> **Your objective**
Report how many lines in the records hold the string "Установить"; give the number and nothing else.

=== Section Start ===

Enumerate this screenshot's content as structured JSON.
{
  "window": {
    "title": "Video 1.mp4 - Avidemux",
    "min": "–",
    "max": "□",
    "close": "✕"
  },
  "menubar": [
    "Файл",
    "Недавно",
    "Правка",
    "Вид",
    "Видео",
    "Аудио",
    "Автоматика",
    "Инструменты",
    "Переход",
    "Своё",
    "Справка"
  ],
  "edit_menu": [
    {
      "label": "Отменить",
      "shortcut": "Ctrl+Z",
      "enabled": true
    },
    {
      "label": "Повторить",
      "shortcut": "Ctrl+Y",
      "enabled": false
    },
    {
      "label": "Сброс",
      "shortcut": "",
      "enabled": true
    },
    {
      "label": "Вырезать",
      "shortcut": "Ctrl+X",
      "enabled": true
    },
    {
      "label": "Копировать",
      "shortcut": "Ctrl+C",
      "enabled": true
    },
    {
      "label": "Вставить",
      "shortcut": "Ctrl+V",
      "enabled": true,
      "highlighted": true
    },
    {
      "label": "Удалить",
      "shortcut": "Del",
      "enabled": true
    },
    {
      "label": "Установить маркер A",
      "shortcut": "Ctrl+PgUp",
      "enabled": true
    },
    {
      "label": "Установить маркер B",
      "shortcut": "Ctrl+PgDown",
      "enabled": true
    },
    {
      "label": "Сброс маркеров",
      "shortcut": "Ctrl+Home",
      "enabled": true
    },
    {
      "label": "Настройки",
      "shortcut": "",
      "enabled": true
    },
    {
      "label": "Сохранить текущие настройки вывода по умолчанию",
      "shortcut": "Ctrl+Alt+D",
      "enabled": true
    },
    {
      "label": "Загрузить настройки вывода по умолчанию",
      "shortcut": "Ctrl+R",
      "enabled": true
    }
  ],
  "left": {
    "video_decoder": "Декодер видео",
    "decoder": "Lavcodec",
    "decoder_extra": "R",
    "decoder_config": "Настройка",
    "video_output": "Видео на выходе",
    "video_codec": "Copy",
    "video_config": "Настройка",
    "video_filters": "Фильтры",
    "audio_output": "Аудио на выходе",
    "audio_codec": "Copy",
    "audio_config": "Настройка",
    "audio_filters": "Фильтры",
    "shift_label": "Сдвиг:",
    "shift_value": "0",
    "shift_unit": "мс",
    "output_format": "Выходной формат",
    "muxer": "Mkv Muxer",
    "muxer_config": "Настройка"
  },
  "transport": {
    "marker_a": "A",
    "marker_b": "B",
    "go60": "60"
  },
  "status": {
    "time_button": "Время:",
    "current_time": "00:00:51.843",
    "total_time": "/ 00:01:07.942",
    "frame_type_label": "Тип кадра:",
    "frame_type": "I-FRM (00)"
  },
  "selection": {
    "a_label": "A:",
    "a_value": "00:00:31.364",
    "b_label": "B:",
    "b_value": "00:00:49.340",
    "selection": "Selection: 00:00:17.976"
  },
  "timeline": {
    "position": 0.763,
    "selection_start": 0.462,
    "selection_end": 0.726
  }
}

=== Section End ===

> **Written solution**
2